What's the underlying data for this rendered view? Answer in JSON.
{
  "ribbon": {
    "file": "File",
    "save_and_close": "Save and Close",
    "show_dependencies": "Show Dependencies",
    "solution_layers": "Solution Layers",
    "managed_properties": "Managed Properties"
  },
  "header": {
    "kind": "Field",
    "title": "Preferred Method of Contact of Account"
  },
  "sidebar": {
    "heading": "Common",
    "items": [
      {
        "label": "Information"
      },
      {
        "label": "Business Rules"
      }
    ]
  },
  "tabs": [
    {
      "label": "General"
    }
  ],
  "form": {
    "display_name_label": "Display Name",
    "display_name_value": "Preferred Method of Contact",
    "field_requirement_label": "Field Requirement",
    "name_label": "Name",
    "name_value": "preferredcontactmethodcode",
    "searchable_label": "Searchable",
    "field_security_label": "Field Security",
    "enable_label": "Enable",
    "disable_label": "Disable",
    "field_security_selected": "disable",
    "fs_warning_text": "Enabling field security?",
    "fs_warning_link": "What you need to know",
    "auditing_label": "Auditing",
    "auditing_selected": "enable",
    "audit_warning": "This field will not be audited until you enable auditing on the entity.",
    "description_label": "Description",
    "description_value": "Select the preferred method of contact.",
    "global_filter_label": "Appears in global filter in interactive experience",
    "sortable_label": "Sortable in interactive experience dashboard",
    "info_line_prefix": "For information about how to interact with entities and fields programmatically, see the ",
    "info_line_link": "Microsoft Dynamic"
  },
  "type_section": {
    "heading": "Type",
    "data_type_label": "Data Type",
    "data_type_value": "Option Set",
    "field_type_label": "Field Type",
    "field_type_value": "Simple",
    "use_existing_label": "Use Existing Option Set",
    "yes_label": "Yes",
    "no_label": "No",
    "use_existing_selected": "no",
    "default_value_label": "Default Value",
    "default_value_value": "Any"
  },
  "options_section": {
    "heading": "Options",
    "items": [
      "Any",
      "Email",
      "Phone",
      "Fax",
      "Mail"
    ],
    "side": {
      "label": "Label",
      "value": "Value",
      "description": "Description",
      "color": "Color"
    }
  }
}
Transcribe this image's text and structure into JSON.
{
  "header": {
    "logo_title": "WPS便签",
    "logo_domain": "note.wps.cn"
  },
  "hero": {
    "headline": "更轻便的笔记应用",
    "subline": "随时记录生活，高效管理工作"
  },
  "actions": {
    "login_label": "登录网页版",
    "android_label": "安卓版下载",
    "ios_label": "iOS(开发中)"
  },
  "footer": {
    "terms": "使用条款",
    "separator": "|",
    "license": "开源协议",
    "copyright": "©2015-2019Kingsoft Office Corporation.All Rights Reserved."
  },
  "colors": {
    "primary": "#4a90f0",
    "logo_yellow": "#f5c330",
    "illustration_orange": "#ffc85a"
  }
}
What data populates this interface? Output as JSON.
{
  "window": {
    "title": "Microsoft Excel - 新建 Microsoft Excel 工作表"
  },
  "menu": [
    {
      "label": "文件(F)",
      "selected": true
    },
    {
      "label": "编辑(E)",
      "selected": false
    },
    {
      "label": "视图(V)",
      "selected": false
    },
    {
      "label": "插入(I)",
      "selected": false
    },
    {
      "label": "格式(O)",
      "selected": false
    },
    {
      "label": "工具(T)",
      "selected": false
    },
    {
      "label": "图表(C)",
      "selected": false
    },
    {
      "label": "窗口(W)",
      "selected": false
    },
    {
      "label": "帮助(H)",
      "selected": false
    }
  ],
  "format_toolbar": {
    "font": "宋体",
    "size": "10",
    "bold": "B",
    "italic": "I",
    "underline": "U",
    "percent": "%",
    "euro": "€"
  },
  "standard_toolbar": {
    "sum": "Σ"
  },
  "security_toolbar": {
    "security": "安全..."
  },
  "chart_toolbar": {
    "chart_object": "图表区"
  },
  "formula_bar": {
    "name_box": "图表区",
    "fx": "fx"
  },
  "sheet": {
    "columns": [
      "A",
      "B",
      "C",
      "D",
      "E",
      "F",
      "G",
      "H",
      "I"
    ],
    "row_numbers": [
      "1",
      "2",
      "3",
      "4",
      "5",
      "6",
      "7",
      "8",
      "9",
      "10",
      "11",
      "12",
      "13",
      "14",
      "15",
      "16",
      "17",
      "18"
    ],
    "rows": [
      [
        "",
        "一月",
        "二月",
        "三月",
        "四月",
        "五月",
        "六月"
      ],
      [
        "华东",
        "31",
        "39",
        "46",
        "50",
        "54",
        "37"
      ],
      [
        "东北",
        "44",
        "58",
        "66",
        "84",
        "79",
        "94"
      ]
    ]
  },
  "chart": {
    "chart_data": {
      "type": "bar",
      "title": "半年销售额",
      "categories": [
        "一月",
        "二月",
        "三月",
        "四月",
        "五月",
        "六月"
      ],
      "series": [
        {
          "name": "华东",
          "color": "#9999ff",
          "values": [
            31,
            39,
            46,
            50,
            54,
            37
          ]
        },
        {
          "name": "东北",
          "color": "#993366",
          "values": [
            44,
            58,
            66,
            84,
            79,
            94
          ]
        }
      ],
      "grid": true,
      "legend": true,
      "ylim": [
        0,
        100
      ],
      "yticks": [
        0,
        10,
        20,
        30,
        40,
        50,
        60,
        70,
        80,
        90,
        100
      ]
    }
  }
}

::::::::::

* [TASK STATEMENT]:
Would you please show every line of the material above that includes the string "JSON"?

* [REPLY]:
What's the underlying data for this rendered view? Answer in JSON.
Transcribe this image's text and structure into JSON.
What data populates this interface? Output as JSON.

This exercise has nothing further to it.